When Columbine happened, Rosie O’Donnell had a show on television that basically made us all Meg Ryan in Sleepless in Seattle. We were Rosie’s best friend, and we ate with her. She always gave away snacks. She brought contagious happiness onstage every single day. And, yet, I read in the star’s own words that when two teenagers opened fire on fellow students at a school in Columbine, Colorado, it affected her so deeply it altered her life for months, maybe more. It changed her health. She could not fight the depression, and she had to recover from her emotional response to that distant incident as if she owned it. (Perhaps she did, of course. Perhaps we all do.)

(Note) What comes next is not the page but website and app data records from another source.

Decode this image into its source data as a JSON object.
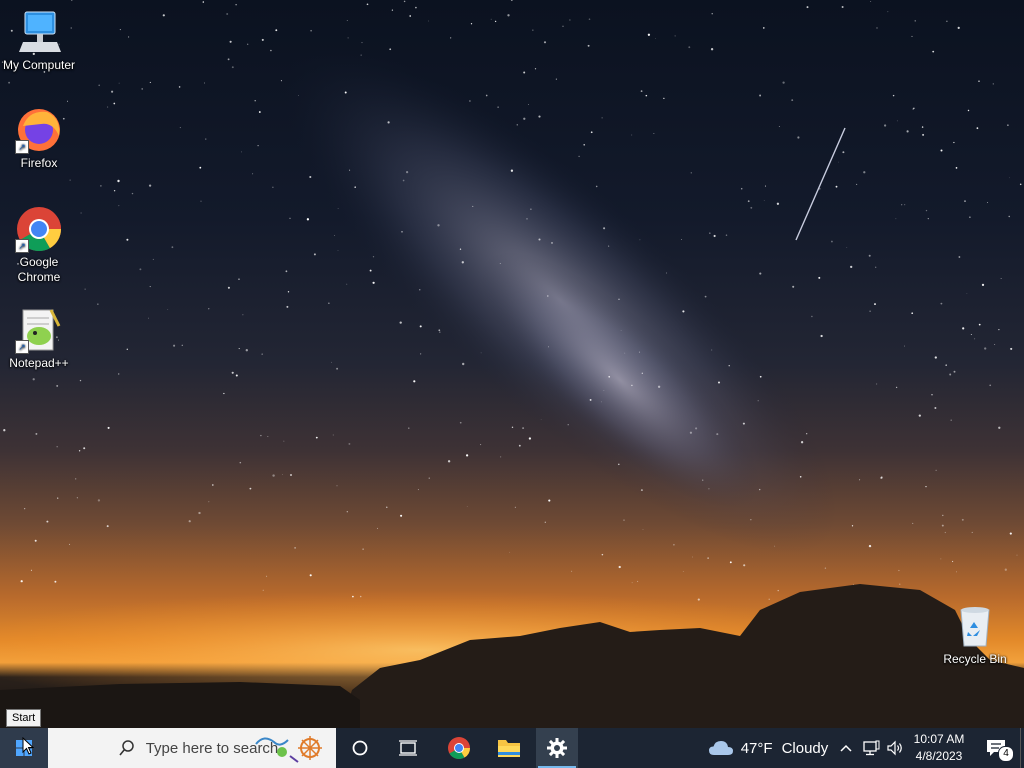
{
  "desktop": {
    "icons": [
      {
        "label": "My Computer"
      },
      {
        "label": "Firefox"
      },
      {
        "label": "Google Chrome"
      },
      {
        "label": "Notepad++"
      },
      {
        "label": "Recycle Bin"
      }
    ]
  },
  "tooltip": {
    "text": "Start"
  },
  "taskbar": {
    "search_placeholder": "Type here to search",
    "weather": {
      "temp": "47°F",
      "condition": "Cloudy"
    },
    "clock": {
      "time": "10:07 AM",
      "date": "4/8/2023"
    },
    "notifications_count": "4",
    "accent_color": "#76b9ed",
    "taskbar_color": "#1c2533"
  }
}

That story – and how true and possible it felt, hurts me every time. Every time I hear the words “active shooter” and then cannot tear myself from my news feeds until I’ve gleaned every horrifying detail, I think to myself, “This will be the one I can’t recover from.”
Today when I left work at lunch, I could barely drag my feet from the halls. I got slower as I moved towards the sun. How do we keep facing this? My children are always so horrifyingly far away from me when news strikes – this time a full five minutes away. And all I can think about is how in the world to keep getting up in the morning, how to leave each other again and again to go to routine things we don’t even want to be at all that much when any moment evil could lurk in one of our locations and separate us forever. How in the world did I have dreams yesterday? How in the world do I convince my children to have them today?
This will be the time I can’t answer any of those questions, and this shooter will have taken one life he didn’t even know existed. I’m going to cry forever this time. I’m going to fail my kids, because I don’t know how to convince them to be brave in a world that just keeps meeting our bravery with relentless, senseless hate.
I watched a webinar recently about writing a blog post. The speaker said that you must choose your voice, and there are three basic archetypes: the sage, who speaks from a place of authority, the sherpa, who speaks from at least a little way ahead on the road, and the struggler, who’s just right there in it.
That’s me tonight, because I haven’t worked all the way through the trouble. Not yet. The only thing I know, as an unfortunate sherpa for this one because, d*mn it, we have been here before, is that somehow, by some beautiful miracle of the stupidly audacious human spirit, which I believe to be born of God and gently carried by him, we do get up tomorrow. I do dream again, and I tell my children to dare to do that, too. We can face this.
In 2010, I saw Jesus in the ocean. As the boat roared away from land and farther out to sea, I felt panic in every part of my body. What was I thinking putting my children in ocean water? A place we were not born and where we do not belong and where something menacing does. I love sharks, and I am terrified of them. How could I even dip the toes of my children into a world with all those teeth? And then I dropped into the bright blue sea, and it was majestic. And I felt instant peace, and I – the watcher of Shark Week and Jaws – flipped my fins toward the statue, Christ of the Abyss, and felt stupid, audacious happiness that I had braved the sharks, to live. My children knew all the same scary things that I did, and they had braved it, too.
All I know is to let the miracle work. I don’t know how we move on from this unafraid. I just know that we do. I have seen us do it, I have been us doing it. I wish I were there already.